The vice president celebrated his Irish heritage by producing a handful of Bidenisms on St. Patrick's Day. Please continue to send your nominations (with a link, please) to email@example.com. For more, and our stab at a definition, see "The Complete Bidenisms."
"The Taoiseach knows a lot about it, his mom lived in Long Island for 10 years or so, God rest her soul and—although, she's … wait, your mom's still, your mom's still alive—is your dad passed. … God bless her soul! I gotta' get this straight!"—Mistakenly asking for God's blessing of Irish Prime Minister Brian Cowen's living mother during a White House celebration of St. Patrick's Day, Washington, D.C., March 17, 2010
"There's an old Irish proverb that some of you know that I heard my grandfather use, but never really apply to me before. He said, 'a silent mouth is sweet to hear.' Well, I'm going to yield to that proverb."—Introducing President Barack Obama after making his blessing gaffe, Washington, D.C., March 17, 2010
"Liz [Cheney] has been on a tear lately. Now she's questioning if Tom Brady is a real Patriot … [scattered laughter]. … What the hell? It was worth a try, guys!" —Seeing a joke about Liz Cheney's "Keep America Safe" campaign fall flat during a standup comedy routine at the Radio and Television Correspondents' Dinner, Washington, D.C., March 17, 2010
"People wondered why I've embraced Scott Brown so warmly. … I wanted to wish him well. This guy's got a tough job filling the shoes of the sexiest man in the Senate … [very little laughter]. … Whoa, that didn't work at all, Scott. I think it's me, Scott, not you." —Watching another joke bomb, this one about the late Ted Kennedy's Senate successor Scott Brown, during a standup comedy routine at the Radio and Television Correspondents' Dinner, Washington, D.C., March 17, 2010

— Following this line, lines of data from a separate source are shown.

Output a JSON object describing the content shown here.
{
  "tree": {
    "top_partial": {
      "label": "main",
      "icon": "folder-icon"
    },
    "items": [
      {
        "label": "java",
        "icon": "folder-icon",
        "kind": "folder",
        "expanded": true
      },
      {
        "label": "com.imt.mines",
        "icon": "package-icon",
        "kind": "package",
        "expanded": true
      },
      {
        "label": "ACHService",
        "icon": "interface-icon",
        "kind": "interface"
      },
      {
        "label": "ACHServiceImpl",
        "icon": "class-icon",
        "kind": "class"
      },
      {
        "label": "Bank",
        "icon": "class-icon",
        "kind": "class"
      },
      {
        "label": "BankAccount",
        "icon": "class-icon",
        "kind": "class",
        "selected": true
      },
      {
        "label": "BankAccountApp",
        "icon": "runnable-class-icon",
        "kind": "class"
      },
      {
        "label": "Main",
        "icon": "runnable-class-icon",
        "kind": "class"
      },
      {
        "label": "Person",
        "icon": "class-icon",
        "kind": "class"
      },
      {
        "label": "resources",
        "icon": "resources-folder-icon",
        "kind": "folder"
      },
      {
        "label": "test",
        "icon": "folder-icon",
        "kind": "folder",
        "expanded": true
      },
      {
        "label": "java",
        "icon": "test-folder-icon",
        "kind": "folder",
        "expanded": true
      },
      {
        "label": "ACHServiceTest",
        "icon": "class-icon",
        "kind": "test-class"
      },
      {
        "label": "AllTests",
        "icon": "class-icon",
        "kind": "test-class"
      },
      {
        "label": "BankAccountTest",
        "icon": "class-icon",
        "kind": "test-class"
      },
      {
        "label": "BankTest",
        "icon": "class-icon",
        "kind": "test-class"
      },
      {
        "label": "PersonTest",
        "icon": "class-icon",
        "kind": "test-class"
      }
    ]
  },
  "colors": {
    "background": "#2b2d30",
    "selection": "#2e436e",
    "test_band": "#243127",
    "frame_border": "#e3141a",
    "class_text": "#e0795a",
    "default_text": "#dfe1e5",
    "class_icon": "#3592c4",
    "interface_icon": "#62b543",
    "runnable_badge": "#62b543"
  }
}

"Here I am, the first Irish Catholic vice president in the history of United States of America. Barack Obama is the first African-American in the history of the United States of America." —Forgetting the key word president, during a joke at the Radio and Television Correspondents' Dinner, Washington, D.C., March 17, 2010